Sadly, with Lithuania’s annexation into the Soviet Union, Jakubėnas left his homeland for Germany in 1944. Still commanding a fairly significant name in Germany, he was able to continue his work as a professor and critic during and after the war. It wasn’t until 1949 that he decided to emigrate to the United States. In the ashes of Europe, he also left behind a part of his creative soul, just as so many prominent composers did. Much like the Russian Composer Rachmaninov who left Russia before the 1917 Revolution, Jakubėnas composed very little in the United States.

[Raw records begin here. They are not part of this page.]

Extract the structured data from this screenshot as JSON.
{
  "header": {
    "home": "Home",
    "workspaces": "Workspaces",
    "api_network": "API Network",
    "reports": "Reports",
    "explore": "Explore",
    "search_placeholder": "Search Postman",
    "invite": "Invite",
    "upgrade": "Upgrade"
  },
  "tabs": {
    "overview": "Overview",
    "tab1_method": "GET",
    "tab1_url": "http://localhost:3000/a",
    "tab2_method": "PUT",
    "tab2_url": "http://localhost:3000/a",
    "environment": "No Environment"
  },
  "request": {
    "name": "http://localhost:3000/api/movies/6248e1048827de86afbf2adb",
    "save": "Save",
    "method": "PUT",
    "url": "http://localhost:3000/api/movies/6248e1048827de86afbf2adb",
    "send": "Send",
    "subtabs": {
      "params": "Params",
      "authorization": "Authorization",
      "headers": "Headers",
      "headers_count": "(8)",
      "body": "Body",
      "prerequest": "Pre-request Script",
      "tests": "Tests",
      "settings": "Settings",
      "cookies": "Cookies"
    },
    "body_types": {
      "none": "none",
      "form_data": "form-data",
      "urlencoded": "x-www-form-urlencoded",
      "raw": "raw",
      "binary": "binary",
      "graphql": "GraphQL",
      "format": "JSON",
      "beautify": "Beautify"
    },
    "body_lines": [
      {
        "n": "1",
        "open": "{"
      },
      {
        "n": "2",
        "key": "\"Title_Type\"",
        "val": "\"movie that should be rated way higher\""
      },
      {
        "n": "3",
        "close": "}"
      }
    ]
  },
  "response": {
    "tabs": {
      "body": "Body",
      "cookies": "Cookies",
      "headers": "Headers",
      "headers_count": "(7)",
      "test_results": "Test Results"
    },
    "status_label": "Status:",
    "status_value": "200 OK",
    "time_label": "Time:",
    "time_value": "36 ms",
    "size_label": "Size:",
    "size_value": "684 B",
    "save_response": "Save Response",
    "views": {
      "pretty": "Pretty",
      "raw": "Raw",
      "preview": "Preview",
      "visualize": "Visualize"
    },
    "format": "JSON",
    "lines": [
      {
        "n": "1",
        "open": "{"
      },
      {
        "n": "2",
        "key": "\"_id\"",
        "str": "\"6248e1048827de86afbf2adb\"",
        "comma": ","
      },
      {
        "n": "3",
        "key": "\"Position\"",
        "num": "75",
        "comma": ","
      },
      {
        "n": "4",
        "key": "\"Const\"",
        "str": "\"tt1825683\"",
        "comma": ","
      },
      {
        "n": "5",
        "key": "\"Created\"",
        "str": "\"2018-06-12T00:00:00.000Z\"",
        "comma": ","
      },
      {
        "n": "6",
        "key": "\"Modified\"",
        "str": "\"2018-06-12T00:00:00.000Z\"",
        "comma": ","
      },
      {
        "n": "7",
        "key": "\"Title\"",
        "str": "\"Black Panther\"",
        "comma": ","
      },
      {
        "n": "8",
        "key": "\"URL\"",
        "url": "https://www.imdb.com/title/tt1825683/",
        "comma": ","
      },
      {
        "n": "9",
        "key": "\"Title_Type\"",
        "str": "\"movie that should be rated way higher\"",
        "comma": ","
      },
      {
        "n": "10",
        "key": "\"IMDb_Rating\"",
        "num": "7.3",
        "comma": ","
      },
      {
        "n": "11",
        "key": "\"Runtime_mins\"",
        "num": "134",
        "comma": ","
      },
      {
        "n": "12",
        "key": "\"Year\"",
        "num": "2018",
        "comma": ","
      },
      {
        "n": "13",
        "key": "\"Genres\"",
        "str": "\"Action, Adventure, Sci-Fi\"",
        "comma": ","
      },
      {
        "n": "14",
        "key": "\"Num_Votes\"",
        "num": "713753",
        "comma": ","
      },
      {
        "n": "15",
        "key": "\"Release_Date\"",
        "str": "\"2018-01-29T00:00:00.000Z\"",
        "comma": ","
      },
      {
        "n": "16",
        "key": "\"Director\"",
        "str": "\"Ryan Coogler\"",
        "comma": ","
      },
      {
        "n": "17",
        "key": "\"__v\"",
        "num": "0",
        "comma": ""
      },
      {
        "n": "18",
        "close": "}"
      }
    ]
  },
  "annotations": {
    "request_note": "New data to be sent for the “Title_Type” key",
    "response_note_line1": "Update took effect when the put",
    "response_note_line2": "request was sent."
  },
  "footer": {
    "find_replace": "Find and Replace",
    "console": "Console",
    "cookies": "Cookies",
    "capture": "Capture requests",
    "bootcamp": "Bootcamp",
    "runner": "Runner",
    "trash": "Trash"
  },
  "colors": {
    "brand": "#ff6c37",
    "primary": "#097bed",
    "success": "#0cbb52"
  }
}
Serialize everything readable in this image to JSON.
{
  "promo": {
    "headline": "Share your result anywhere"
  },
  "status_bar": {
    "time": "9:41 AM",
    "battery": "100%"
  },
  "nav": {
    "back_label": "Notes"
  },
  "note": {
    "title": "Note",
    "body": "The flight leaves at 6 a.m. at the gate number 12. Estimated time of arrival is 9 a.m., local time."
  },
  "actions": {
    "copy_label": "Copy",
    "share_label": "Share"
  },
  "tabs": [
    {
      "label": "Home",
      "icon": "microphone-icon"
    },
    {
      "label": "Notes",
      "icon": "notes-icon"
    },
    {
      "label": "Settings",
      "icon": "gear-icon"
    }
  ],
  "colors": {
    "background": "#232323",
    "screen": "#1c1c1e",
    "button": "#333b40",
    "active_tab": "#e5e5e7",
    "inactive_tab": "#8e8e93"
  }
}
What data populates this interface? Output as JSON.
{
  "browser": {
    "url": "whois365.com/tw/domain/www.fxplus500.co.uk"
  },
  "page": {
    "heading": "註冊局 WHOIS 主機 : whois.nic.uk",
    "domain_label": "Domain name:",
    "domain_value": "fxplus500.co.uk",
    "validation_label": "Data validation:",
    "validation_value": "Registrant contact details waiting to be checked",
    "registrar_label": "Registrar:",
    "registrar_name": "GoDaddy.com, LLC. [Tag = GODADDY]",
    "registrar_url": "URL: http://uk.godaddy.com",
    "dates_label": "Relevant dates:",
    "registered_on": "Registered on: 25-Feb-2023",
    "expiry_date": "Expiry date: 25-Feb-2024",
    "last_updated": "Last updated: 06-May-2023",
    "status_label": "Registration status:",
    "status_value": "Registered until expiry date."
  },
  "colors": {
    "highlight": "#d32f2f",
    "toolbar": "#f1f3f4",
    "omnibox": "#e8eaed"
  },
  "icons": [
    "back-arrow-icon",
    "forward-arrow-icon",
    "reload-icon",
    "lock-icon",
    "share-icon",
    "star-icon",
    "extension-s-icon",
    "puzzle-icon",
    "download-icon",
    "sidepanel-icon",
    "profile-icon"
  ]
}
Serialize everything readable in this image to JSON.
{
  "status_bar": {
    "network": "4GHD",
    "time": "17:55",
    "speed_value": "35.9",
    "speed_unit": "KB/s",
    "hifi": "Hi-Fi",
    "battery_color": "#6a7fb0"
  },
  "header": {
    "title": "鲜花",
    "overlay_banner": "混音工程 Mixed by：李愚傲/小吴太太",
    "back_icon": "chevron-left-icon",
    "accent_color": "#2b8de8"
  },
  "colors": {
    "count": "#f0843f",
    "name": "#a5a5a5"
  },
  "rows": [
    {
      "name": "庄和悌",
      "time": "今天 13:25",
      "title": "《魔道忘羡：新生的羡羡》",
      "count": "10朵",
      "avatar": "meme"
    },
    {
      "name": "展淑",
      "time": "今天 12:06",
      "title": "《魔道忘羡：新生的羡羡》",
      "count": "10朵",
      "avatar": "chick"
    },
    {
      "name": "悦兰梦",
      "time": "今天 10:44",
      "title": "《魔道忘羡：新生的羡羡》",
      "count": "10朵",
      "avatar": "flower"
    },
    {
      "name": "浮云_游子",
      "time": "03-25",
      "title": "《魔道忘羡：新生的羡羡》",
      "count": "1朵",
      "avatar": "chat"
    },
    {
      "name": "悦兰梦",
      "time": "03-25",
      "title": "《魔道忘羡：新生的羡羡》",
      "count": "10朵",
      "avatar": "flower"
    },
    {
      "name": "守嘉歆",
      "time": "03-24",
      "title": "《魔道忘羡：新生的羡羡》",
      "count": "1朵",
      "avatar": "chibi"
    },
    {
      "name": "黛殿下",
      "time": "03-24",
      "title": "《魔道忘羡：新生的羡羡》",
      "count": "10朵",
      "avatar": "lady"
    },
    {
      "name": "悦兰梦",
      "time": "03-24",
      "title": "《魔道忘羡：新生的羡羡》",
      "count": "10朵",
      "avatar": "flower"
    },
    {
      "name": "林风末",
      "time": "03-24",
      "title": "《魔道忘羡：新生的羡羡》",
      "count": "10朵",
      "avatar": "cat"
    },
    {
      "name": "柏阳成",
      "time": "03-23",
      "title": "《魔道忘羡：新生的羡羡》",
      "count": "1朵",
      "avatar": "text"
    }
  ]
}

Though he was not impoverished by any means and actually led a fairly comfortable life in Chicago, he mostly edited musical journals, published articles and continued his work as a critic. Musically, he spent his time editing many of his old works and making choir arrangements for song and dance festivals. Jakubėnas’ creative energy was a shadow of its former self, which was fresh, colorful and optimistic. His reputation in Chicago was well established before arriving, as his Symphony No. 1 had been performed by the Chicago Symphony in 1933, followed by subsequent chamber performances of his works later on. He was an organizer and pianist for the U.S. and Canadian song festivals in 1956 and 1961. Many of the songs performed at those festivals were ones arranged and composed by him based on Lithuanian poetry new and old, and are still performed today. A theme that predominated in his American period was the emigrant’s longing for his homeland, amidst a backdrop of autumn, longing for death.

Jakubėnas composed three symphonies, a ballet titled Vaiva, four cantatas, 60 songs, seven chamber works and 13 solo piano pieces. Though not a particularly sizable output, it is important to note nearly all of these works are from 1926-1944. Were it not for the circumstances of World War II, it is likely he would have continued to compose with the same fervor as in his youth. But, like so many artists, when they lose the fundamental key to their expression and identity, it is hard to find the will to create. When the most beautiful muse is your homeland, the source of your language, expression and culture, being bereft of it is painfully debilitating. Fortunately, he and his music represent a snapshot of Lithuania’s best at a time where prosperity, freedom and individuality were at their strongest. It is this Lithuanian spirit that asserted itself fifty years later that led the revolutions and reforms to regain independence.